  • 20.9% Oxygen (O2);
  • 0.03% Carbon Dioxide (CO2);
  • 0.07% of water vapor and rare gases.

Taking into account the characteristics of the dives allowed to the diver CMAS One Star Diver, which can only evolve to the depth of 20m, and assuming that the respiratory technique of the practitioner is satisfactory, we are only interested in analyzing the behavior of the nitrogen.


Nitrogen is an inert gas that dissolves in the tissues of the body, although it has no respiratory utility. The volume of dissolved nitrogen depends on the depth reached and the duration of the dive: the greater the depth (pressure) and the dive time, the greater the amount of dissolved gas.

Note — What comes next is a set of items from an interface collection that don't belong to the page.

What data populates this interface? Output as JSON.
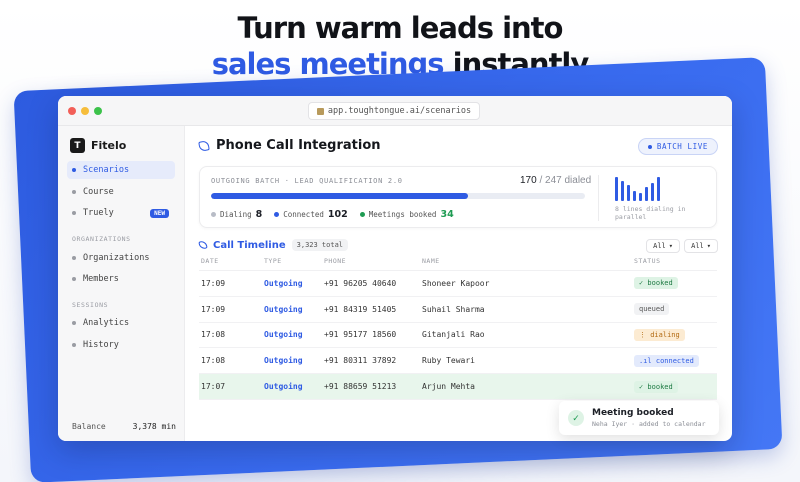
{
  "headline": {
    "line1": "Turn warm leads into",
    "line2_accent": "sales meetings",
    "line2_rest": " instantly"
  },
  "browser": {
    "url": "app.toughtongue.ai/scenarios"
  },
  "sidebar": {
    "brand_letter": "T",
    "brand_name": "Fitelo",
    "items": [
      {
        "label": "Scenarios"
      },
      {
        "label": "Course"
      },
      {
        "label": "Truely",
        "badge": "NEW"
      }
    ],
    "section_orgs": "ORGANIZATIONS",
    "org_items": [
      {
        "label": "Organizations"
      },
      {
        "label": "Members"
      }
    ],
    "section_sessions": "SESSIONS",
    "session_items": [
      {
        "label": "Analytics"
      },
      {
        "label": "History"
      }
    ],
    "balance_label": "Balance",
    "balance_value": "3,378 min"
  },
  "main": {
    "title": "Phone Call Integration",
    "live_label": "BATCH LIVE",
    "batch": {
      "title": "OUTGOING BATCH · LEAD QUALIFICATION 2.0",
      "dialed": "170",
      "total": " / 247 dialed",
      "progress_percent": 68.8,
      "stats": [
        {
          "label": "Dialing",
          "value": "8",
          "color": "#b8bcc6"
        },
        {
          "label": "Connected",
          "value": "102",
          "color": "#2f5be3"
        },
        {
          "label": "Meetings booked",
          "value": "34",
          "color": "#1e9b52"
        }
      ],
      "mini_caption": "8 lines dialing in parallel"
    },
    "timeline": {
      "title": "Call Timeline",
      "total": "3,323 total",
      "filter1": "All",
      "filter2": "All",
      "columns": [
        "DATE",
        "TYPE",
        "PHONE",
        "NAME",
        "STATUS"
      ],
      "rows": [
        {
          "date": "17:09",
          "type": "Outgoing",
          "phone": "+91 96205 40640",
          "name": "Shoneer Kapoor",
          "status": "✓ booked",
          "status_kind": "booked"
        },
        {
          "date": "17:09",
          "type": "Outgoing",
          "phone": "+91 84319 51405",
          "name": "Suhail Sharma",
          "status": "queued",
          "status_kind": "queued"
        },
        {
          "date": "17:08",
          "type": "Outgoing",
          "phone": "+91 95177 18560",
          "name": "Gitanjali Rao",
          "status": "⋮ dialing",
          "status_kind": "dialing"
        },
        {
          "date": "17:08",
          "type": "Outgoing",
          "phone": "+91 80311 37892",
          "name": "Ruby Tewari",
          "status": ".ıl connected",
          "status_kind": "connected"
        },
        {
          "date": "17:07",
          "type": "Outgoing",
          "phone": "+91 88659 51213",
          "name": "Arjun Mehta",
          "status": "✓ booked",
          "status_kind": "booked"
        }
      ]
    }
  },
  "toast": {
    "title": "Meeting booked",
    "subtitle": "Neha Iyer · added to calendar"
  }
}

All this nitrogen that dissolves in the body during diving is released when the return to the surface begins (decreased pressure). This release is made through respiratory exchanges.

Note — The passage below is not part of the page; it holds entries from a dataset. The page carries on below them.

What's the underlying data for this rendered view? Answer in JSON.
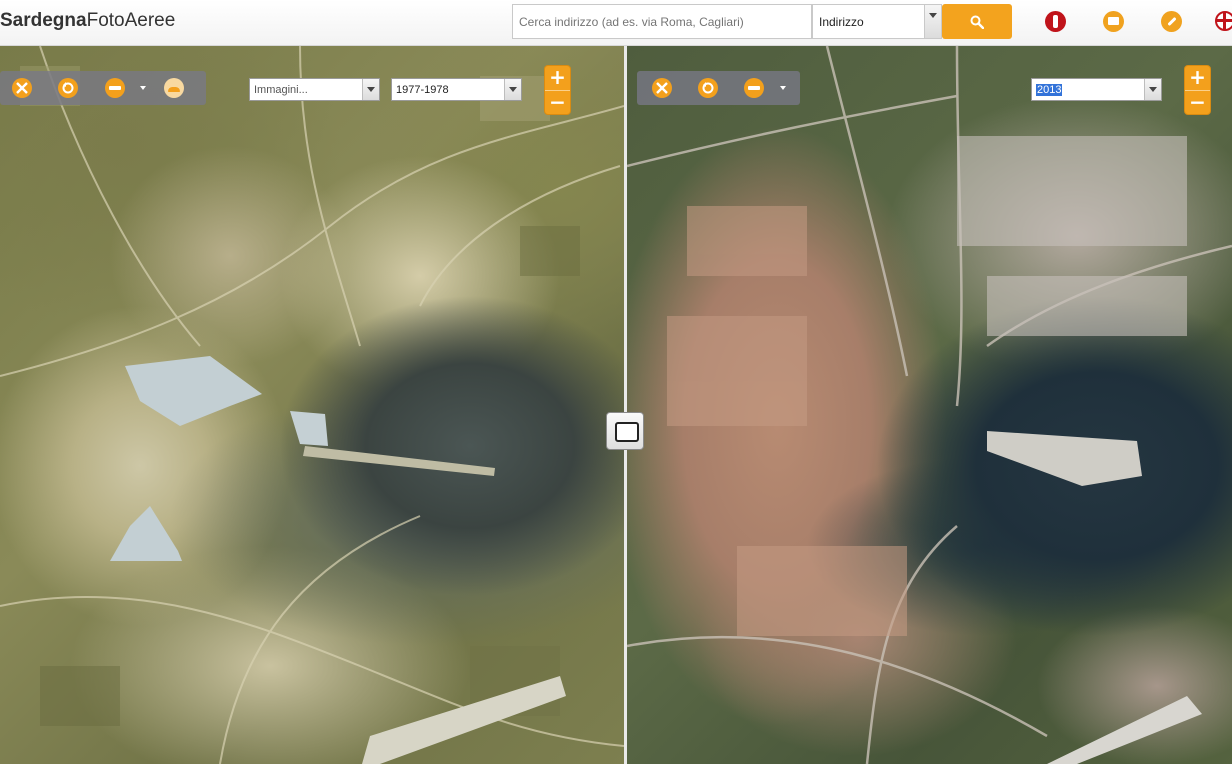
{
  "header": {
    "logo_bold": "Sardegna",
    "logo_thin": "FotoAeree",
    "search_placeholder": "Cerca indirizzo (ad es. via Roma, Cagliari)",
    "search_type": "Indirizzo",
    "icons": [
      "search-icon",
      "help-icon",
      "print-icon",
      "link-icon",
      "region-logo-icon"
    ],
    "accent_color": "#f3a31e"
  },
  "left_map": {
    "layer_select": "Immagini...",
    "year_select": "1977-1978",
    "zoom_in": "+",
    "zoom_out": "−",
    "tools": [
      "full-extent-icon",
      "zoom-previous-icon",
      "measure-icon",
      "layers-icon"
    ]
  },
  "right_map": {
    "year_select": "2013",
    "zoom_in": "+",
    "zoom_out": "−",
    "tools": [
      "full-extent-icon",
      "zoom-previous-icon",
      "measure-icon"
    ]
  }
}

This is not to say that when reaching the surface the diver has already eliminated all the nitrogen dissolved during the dive. In fact, upon reaching the surface the organism continues with a certain amount of nitrogen, which will break free after the dive is finished.

Therefore, our body can support a certain additional amount of dissolved nitrogen, in addition to what it normally contains when it is at sea level (about 1 litre).

In order for the diver to reach the surface with the nitrogen dissolved within the limits that the organism can withstand, limits of depth and dive time are imposed, which are related in the form of tables (Module 13 – Tables and Computers) .

Failure to comply with these limits can cause serious problems for the diver. In fact, if the amount of dissolved nitrogen exceeds the capacity supported by the body, nitrogen bubbles are released into the tissues during the ascent. It’s a phenomenon similar to what happens when you take the cork off a bottle of sparkling wine, which has gas dissolved under pressure.

These blisters cause a physiological change of greater or lesser severity, called “decompression sickness” or “decompression accident”.


  • Tiredness;
  • Dehydration;
  • Cold;
  • Violent physical efforts during and after diving;
  • Poor physical form;
  • Emotional factors;
  • Age;
  • Obesity;
  • Alcohol consumption;
  • Drug use;
  • Successive dives;
  • Dive profile.

They are all factors that may also predispose to the decompression accident, even when the limits imposed on the depth and time of the dive are respected.

The sudden decrease in pressure following a dive, for example on a plane trip or on a road trip, can also cause a decompression accident, even if the imposed limits of depth and time have been respected.